FDI in Vietnamese textile-garment projects on the rise

The European Union-Vietnam Free Trade Agreement and the Comprehensive ...

Courtesy: Alizilla

Apparel/Garments | On 24th Jun 2018

Alibaba Group sets up office in Kuala Lumpur

Strengthening its commitment to Malaysia, Alibaba Group has set up an ...

Bombay Dyeing plans to wind up Indonesian JV

Textiles | On 24th Jun 2018

Bombay Dyeing plans to wind up Indonesian JV

Bombay Dyeing & Manufacturing Co Ltd plans to wind up its loss making ...

Interviews View All

Sanjay Desai & Ashish Mulani
True Colors

Digital textile printing will be the technology of the future

Arvind Saraf
Triveni Sarees

e-Commerce is still evolving fast with constant flux and surprises

Jim Desai
Blaiva Fabricaa

Fashion industry likely to remain labour-intensive in coming years

Tejas N Patel, Navin D Patel

Founded in 1999 by Navin Patel in the name of Tejas Fabrics with 100...

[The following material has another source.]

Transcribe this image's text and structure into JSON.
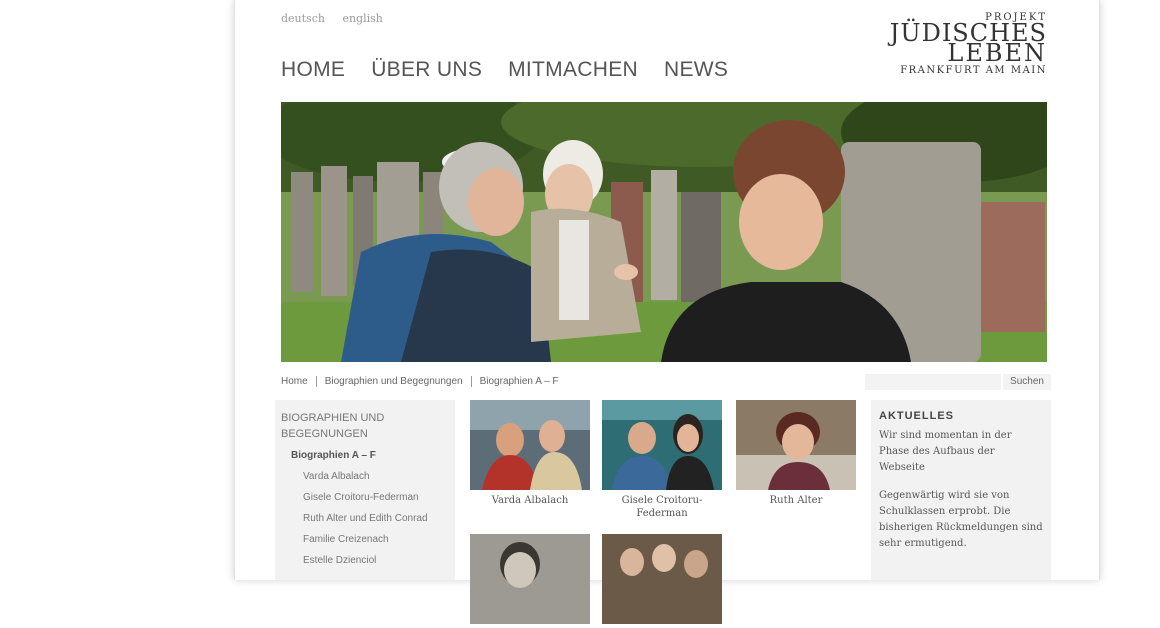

Karan Behal

Karan Behal, founder and chief executive of top-selling brand...

Liz Manning

<div><b>Liz Manning</b>, Business Development Manager at Catexel, has...

Steve Cole
Xerium Technologies

Steve Cole of Xerium Technologies discusses the industry. Xerium is the...

Mark Paterson
Technical Absorbents Ltd

Mark Paterson, R&D manager of Technical Absorbents Ltd talks about Super...

Ashok Desai
Bombay Textile Research Association

Bombay Textile Research Association (BTRA) is a leading name in textile...

Pranav Mishra
Huemn

Designers Pranav Mishra and Shyma Shetty’s Huemn is known for its...

Vaanee Bhatia
Gritstones Clothing

<div>Delhi-based Gritstones Clothing offers quality and exemplary style...

Amiben Shroff
Shrujan

From its modest beginning in the late 1960s, Shrujan has grown into a...

Press Release

Press Release

Letter to Editor

Letter to Editor

RSS Feed

RSS Feed

Submit your press release on


editorial@fibre2fashion.com

Letter To Editor






(Max. 8000 char.)

Search Companies





SEARCH

Leave your Comments


June 2018

Subscribe today and get the latest update on Textiles, Fashion, Apparel and so on.

news category


Related Categories:

Advanced Search